## THE INPUT
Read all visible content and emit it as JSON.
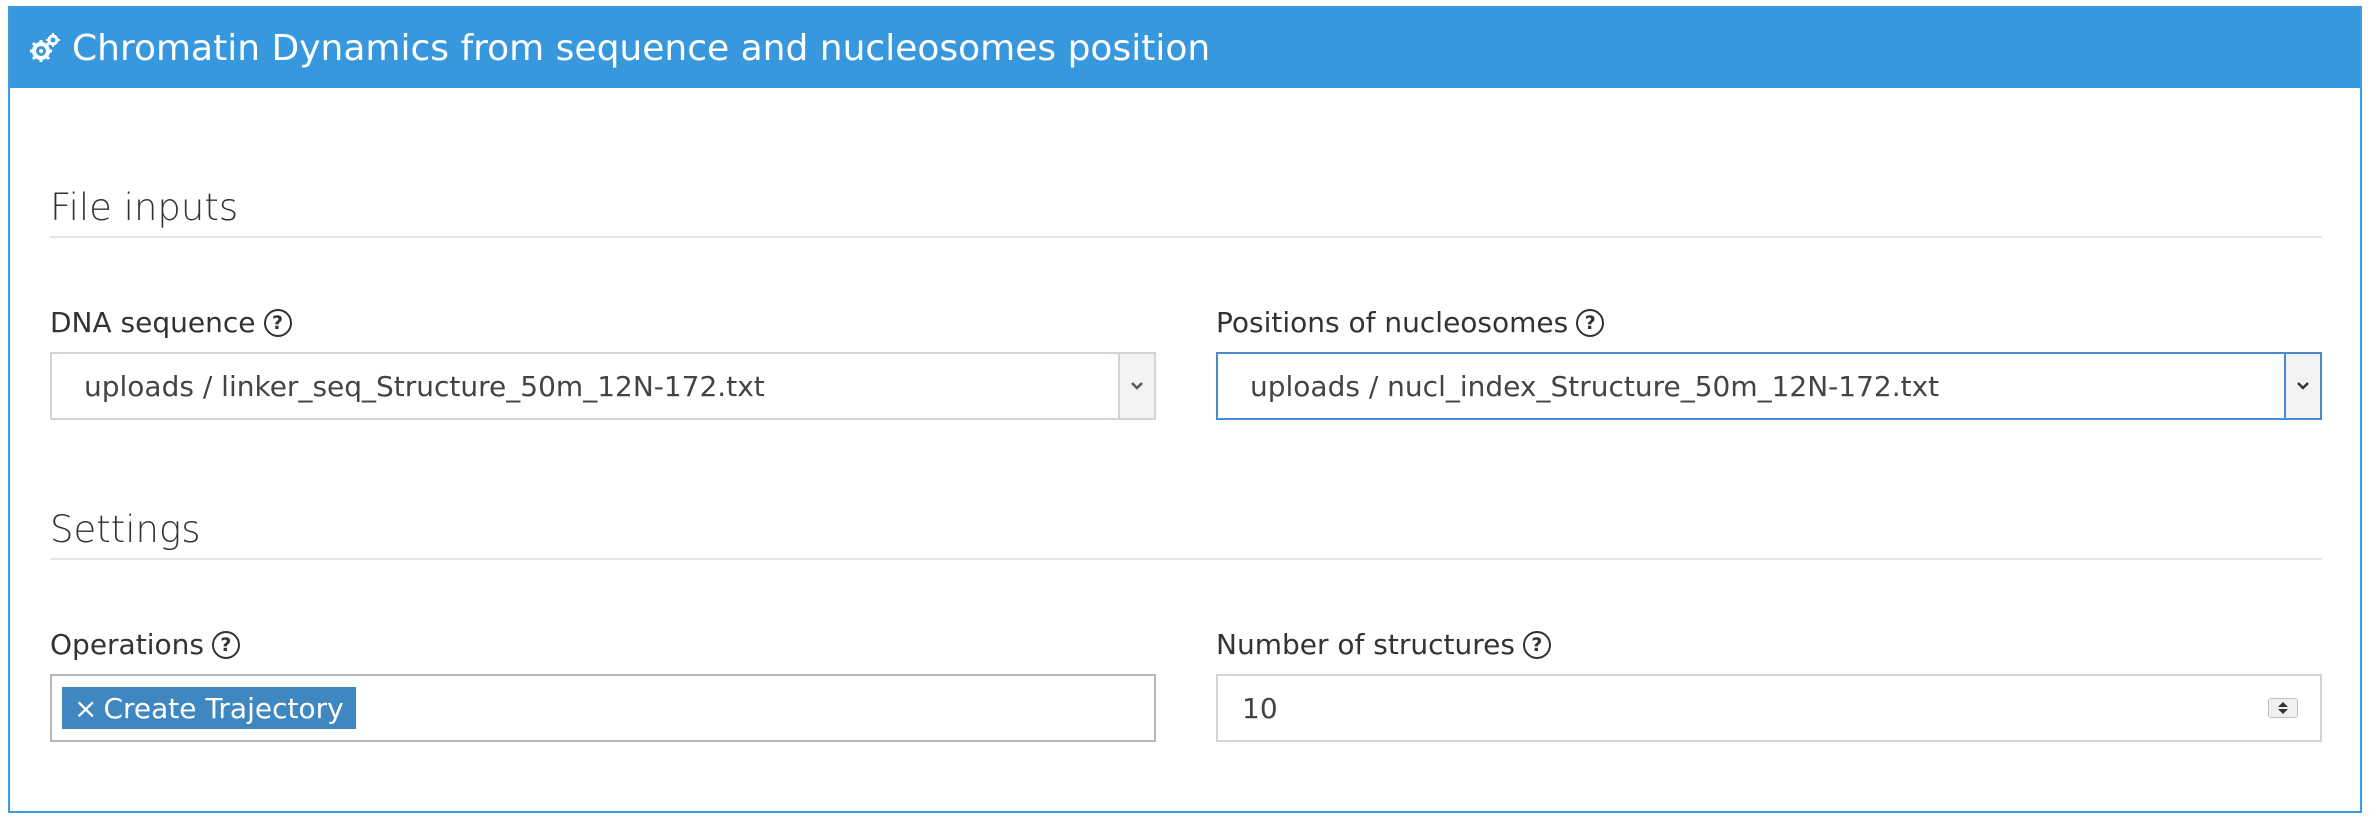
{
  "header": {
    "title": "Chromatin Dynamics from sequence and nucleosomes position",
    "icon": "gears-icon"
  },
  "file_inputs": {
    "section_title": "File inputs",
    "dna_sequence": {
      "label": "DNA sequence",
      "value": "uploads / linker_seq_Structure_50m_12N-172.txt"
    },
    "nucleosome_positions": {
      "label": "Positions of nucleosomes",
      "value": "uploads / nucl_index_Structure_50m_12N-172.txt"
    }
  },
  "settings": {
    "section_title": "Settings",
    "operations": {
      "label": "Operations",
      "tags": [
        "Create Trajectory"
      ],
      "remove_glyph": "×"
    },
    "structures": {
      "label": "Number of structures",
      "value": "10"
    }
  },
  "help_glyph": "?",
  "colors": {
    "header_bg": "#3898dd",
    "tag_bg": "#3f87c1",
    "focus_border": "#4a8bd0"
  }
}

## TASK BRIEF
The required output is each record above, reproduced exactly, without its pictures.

## EXERCISE RESPONSE
Read all visible content and emit it as JSON.
{
  "header": {
    "title": "Chromatin Dynamics from sequence and nucleosomes position",
    "icon": "gears-icon"
  },
  "file_inputs": {
    "section_title": "File inputs",
    "dna_sequence": {
      "label": "DNA sequence",
      "value": "uploads / linker_seq_Structure_50m_12N-172.txt"
    },
    "nucleosome_positions": {
      "label": "Positions of nucleosomes",
      "value": "uploads / nucl_index_Structure_50m_12N-172.txt"
    }
  },
  "settings": {
    "section_title": "Settings",
    "operations": {
      "label": "Operations",
      "tags": [
        "Create Trajectory"
      ],
      "remove_glyph": "×"
    },
    "structures": {
      "label": "Number of structures",
      "value": "10"
    }
  },
  "help_glyph": "?",
  "colors": {
    "header_bg": "#3898dd",
    "tag_bg": "#3f87c1",
    "focus_border": "#4a8bd0"
  }
}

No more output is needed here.